JEDDAH: Fraudsters have developed a new scam, contacting residents in Saudi Arabia and pretending to be bank staffers requesting customer details.
A number of Arab News staff have received such calls in recent weeks. One caller spoke Urdu while two other callers posing as senior officials from the headquarters of the bank spoke in English and Arabic with a local accent.
They used phone numbers that appeared to be local numbers but upon calling back, the lines failed to connect.
The racketeers collect phone numbers of customers and ring them up, saying that their bank account or ATM card requires immediate updating. The scammers use the information provided to gain access to their bank accounts.
Speaking to Arab News, Talat Zaki Hafiz, secretary-general of the Media and Banking Awareness Committee of Saudi banks, said: “Saudi banks represented by the Media and Banking Awareness Committee have repeatedly warned bank customers not to react to stray phone calls of any kind coming from unknown sources that ask to update their banking record or personal information.” He further confirmed that banks do not request such information through phone calls or SMS messages.
Mohammed Khurram Khan, a professor of cybersecurity at the King Saud University in Riyadh, told Arab News: “Phishing, an online scam which targets users through emails where individuals are encouraged to click on a link that takes them to fraudulent sites, was troubling people. Now it’s a different kind of scam known as ‘vishing,’ over-the-phone phishing, where scammers persuade users to share their banking information by impersonating a bank official.”

HIGHLIGHT

The racketeers collect phone numbers of customers and ring them up, saying that their bank account or ATM card requires immediate updating. The scammers use the information provided to gain access to their bank accounts.
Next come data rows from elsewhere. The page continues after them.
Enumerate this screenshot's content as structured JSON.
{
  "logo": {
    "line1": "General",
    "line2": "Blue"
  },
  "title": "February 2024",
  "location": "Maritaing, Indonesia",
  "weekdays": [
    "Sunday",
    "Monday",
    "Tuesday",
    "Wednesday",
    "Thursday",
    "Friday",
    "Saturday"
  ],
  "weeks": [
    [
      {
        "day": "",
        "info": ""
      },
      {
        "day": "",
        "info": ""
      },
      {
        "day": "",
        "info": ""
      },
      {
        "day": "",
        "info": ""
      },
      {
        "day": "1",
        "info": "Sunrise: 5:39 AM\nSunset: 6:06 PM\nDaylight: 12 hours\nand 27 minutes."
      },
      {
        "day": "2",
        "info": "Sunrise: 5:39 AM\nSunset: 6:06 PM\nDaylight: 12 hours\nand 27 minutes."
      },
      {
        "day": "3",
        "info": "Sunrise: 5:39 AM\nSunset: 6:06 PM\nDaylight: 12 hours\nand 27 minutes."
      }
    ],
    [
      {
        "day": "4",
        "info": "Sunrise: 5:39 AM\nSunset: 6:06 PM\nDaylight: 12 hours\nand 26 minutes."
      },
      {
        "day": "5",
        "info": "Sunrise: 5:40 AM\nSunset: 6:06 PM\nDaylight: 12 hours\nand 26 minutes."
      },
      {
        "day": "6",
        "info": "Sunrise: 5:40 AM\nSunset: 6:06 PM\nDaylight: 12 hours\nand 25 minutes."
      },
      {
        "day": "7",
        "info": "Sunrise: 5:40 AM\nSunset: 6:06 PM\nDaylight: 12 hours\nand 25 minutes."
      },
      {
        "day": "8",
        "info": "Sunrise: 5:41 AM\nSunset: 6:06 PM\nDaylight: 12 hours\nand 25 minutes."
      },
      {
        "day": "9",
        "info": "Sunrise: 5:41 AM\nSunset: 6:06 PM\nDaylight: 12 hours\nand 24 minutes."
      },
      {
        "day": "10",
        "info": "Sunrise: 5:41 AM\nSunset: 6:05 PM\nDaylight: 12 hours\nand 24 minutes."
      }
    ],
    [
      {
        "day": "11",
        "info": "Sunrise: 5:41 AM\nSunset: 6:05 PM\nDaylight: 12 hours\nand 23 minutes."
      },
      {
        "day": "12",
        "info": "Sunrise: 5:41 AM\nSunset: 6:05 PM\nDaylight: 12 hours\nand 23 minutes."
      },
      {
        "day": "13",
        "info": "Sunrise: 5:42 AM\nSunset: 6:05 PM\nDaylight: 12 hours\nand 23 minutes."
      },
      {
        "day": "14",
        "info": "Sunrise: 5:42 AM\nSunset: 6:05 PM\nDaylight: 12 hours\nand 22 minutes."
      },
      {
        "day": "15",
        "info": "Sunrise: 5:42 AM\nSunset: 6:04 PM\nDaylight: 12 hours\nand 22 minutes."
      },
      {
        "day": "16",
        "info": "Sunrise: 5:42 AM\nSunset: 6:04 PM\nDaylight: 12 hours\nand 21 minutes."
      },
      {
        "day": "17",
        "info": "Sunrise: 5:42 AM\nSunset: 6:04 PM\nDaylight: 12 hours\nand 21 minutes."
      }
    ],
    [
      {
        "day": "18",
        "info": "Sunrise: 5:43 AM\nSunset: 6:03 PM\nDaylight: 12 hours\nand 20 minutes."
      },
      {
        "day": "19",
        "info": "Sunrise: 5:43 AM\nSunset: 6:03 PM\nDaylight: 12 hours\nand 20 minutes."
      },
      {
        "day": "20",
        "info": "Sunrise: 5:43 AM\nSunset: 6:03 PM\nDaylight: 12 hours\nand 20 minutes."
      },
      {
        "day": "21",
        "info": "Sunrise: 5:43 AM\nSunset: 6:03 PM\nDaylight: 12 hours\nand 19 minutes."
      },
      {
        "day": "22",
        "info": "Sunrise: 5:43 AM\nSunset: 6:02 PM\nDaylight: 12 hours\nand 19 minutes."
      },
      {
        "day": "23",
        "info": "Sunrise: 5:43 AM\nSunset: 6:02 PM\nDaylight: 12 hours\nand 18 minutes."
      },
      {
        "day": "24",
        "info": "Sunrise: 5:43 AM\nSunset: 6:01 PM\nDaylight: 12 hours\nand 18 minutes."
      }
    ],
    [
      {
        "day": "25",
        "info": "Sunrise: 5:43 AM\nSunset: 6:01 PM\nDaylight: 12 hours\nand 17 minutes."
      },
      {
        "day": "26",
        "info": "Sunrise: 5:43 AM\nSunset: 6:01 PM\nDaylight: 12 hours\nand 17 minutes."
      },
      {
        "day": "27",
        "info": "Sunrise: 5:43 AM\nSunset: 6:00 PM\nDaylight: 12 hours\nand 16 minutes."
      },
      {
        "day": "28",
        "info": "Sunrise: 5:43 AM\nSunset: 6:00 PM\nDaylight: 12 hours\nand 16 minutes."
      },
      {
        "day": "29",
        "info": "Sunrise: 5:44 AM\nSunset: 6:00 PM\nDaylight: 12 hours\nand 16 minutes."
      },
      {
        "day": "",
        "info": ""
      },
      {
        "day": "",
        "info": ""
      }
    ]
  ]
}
Vishing that occurs during a telephone call aims to provoke fear in the victim so that customers will be more susceptible to giving out personal, financial, or security details.
Sharing his experience Zafar Hasan, an e-learning consultant in Riyadh, said: “I received a call from someone on an unknown mobile number who introduced himself as a bank employee and told me that my ATM card was going to be blocked. It required an immediate update so I should give my Iqama number (residence permit number) and sixteen-digit ATM card number. I felt something was fishy, so I told him that I would go personally to the bank to update the card.”
The Saudi Central Bank (SAMA) has warned bank customers, both citizens and expatriates, not to fall victim to financial frauds being perpetrated by scammers.
SAMA called on bank customers to take information only from the official channels of the bodies regulating the Kingdom’s financial and investment sectors and inform the competent security authorities about such fraudulent attempts.